The next delivery of 250,000 vaccine doses will be coming throughout this upcoming week, Cuomo said.
“We get a supply from the federal government. We have used 97% of the doses we have been allocated thus far,” Cuomo said Friday.
Most regions in the state have used the majority of vaccines that have been given to them. Cuomo said the Southern Tier has distributed 100% of the vaccines they have received so far. The North County has used 99% of theirs, Central New York has utilized 98%, Long Island has used 97% and Western New York has used 96%.
Cuomo said some of the lower-performing regions of the state were the Mohawk Valley, which used 77% of its vaccine allocation, the Capital region has used 82%, the Mid-Hudson region has used 84%, New York City has used 90% and the Finger Lakes region has utilized 94%.
The state had 28,000 vaccine doses left as of Friday morning, which had been delivered to the state in the first five weeks of vaccine distribution.
“The problem is we administer about 80,000 dosages per day,” Cuomo said. “So 28,000 does not get us through the day when you’re doing 80,000 dosages per day. By the end of today we will fully utilize all of the dosages that have been delivered. Week six dosages are being delivered as we speak. They come in throughout the week. They are delivered by the federal government through various means.”
Cuomo urged vaccine providers to only schedule vaccination appointments for the number of vaccine doses they have on hand.
“The last thing we want to do is cancel appointments,” Cuomo said. “So don’t schedule an appointment unless you know you have an allocation.”
The state has been receiving about 250,000 doses per week from the federal government, which is not enough, Cuomo said. The state would be able to administer more than 80,000 vaccines a day if more doses were made available, he noted.
The state has around 1,200 distributors that have been giving the vaccine out so far. If the state had more doses, it would be possible to swiftly increase the number of vaccine distribution sites to 2,000 or 3,000 if needed, Cuomo said.
“I can’t provide the 1,200 distributors with all they could use now,” Cuomo said. “Because we only get 250,000. We want to have that distribution network in place because we’re hoping to get more production.”
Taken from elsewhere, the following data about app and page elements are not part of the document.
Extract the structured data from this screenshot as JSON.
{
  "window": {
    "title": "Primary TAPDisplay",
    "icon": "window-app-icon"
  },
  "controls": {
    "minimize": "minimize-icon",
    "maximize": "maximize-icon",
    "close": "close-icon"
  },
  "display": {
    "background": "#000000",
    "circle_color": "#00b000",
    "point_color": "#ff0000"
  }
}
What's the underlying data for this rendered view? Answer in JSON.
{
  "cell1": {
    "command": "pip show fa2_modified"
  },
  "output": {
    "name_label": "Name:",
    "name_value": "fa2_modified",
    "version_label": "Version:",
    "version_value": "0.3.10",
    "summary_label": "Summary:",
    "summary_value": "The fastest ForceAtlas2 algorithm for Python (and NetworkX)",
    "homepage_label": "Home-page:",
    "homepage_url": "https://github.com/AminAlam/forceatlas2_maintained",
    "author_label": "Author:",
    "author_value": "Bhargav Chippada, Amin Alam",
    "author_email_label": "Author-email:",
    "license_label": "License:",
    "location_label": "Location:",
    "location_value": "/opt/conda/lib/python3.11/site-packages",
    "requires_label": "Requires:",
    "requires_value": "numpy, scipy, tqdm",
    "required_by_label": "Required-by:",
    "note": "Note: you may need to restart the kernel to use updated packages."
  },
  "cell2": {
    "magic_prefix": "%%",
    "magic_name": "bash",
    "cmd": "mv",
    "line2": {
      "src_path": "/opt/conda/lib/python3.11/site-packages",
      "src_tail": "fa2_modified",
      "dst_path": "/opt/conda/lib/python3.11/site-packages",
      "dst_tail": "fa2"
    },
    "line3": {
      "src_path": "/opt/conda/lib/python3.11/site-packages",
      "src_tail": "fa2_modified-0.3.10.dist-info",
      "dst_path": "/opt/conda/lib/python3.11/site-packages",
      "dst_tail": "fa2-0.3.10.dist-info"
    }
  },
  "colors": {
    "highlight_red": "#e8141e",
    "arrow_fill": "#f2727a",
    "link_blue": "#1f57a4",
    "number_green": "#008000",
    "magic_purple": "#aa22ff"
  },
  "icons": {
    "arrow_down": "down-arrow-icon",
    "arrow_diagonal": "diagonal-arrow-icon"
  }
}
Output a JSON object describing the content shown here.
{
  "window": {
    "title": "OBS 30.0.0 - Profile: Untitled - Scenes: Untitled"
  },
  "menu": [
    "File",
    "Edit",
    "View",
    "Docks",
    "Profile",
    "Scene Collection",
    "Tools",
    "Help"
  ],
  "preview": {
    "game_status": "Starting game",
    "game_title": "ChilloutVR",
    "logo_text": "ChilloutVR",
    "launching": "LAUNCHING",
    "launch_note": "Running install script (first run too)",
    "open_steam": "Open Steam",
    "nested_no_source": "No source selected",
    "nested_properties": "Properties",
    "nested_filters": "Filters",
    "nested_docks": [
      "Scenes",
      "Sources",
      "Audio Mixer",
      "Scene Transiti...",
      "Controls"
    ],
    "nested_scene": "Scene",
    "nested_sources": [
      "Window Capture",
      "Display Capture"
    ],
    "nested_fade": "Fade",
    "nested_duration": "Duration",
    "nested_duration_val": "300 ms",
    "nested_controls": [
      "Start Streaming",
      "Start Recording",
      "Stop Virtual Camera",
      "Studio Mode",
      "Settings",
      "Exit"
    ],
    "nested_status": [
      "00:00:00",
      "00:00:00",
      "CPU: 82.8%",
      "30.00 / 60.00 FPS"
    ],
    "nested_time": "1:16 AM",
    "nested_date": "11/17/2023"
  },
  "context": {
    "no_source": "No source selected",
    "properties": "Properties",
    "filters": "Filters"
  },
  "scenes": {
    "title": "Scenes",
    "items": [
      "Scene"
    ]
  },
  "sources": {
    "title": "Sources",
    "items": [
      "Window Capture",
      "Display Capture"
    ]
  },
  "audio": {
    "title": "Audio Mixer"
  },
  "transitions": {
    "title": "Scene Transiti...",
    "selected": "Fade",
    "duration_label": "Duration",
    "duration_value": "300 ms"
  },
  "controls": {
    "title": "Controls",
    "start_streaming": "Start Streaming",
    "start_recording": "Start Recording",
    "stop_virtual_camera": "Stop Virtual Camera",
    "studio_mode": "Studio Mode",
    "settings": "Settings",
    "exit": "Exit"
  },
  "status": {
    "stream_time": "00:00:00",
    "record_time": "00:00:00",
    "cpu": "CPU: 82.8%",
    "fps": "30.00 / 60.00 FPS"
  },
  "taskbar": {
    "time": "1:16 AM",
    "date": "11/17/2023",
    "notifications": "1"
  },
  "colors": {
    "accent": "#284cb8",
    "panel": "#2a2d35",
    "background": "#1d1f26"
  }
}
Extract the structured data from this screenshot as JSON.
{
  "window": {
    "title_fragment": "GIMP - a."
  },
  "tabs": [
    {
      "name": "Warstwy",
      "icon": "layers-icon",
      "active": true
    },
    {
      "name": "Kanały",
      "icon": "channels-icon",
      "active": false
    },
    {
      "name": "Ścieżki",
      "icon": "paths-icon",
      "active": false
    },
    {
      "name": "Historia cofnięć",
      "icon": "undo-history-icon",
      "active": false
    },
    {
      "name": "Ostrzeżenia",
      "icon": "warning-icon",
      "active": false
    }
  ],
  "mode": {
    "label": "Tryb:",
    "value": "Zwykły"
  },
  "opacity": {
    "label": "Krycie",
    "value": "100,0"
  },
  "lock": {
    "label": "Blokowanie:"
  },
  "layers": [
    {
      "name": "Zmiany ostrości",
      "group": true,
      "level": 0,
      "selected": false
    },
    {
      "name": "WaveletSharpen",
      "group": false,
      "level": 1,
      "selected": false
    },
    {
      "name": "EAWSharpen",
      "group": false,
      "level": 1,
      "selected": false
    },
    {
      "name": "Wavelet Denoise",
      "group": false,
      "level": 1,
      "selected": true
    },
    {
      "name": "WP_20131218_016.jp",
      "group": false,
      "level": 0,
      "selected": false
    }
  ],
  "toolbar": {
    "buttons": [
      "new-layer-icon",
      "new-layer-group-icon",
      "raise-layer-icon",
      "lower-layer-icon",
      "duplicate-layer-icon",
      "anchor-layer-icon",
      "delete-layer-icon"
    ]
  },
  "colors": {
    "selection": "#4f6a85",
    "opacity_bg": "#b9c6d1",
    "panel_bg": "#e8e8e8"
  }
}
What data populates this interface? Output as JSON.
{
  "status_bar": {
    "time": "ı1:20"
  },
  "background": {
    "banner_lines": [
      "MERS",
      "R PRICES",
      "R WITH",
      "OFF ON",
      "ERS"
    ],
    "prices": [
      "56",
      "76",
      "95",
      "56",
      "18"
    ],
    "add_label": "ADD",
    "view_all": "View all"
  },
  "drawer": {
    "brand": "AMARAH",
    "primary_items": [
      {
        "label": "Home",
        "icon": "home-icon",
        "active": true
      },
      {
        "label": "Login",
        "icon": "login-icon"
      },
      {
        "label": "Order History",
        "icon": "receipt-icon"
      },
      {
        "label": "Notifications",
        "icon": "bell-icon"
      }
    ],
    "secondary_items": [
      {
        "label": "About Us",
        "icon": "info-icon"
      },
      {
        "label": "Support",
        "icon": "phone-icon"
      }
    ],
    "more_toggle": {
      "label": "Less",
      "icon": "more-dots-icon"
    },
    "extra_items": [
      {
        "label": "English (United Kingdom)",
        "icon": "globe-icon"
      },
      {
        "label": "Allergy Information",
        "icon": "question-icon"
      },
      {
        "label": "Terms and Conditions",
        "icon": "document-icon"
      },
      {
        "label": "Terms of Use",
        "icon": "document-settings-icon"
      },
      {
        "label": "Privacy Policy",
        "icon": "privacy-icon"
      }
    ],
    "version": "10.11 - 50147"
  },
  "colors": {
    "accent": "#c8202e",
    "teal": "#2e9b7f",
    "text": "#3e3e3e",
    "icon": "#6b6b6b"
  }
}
The state could easily handle giving out 100,000 doses a day if more vaccine were available, Cuomo said.
The state currently has three types of vaccine distributors. County health departments give the vaccine to essential workers such as police officers and teachers. Health care workers receive their vaccines from hospitals, and pharmacies inoculate people older than 65.
“We’re limited by our supply,” Cuomo said. “When we get our supply, we distribute it by region and the region distributes it by subgroup by the different providers.”
The amount of vaccine given to each group is dependent on the percentage of the eligible population that comprises that category. Hospital workers make up 21% of the eligible population, so the state will give 21% of that region’s allocation to hospital workers. Essential workers make up 27% of those eligible and people who are older than 65 account for 52%, so that is how much will be allocated to county health departments and pharmacies, respectively.
Cuomo said there are currently about 7.1 million New Yorkers eligible to be inoculated.
Statewide about 67% of hospital workers have been vaccinated including about 70% of hospital workers in the Capital Region, 78% in the North Country, 70% in the Mohawk Valley and 82% in Central New York.
The state has attempted to purchase doses of the vaccine directly from pharmaceutical companies Pfizer and Moderna, but because they are contracted with the federal government through an Emergency Use Authorization, the drugmakers are not allowed to sell the vaccine directly to the state.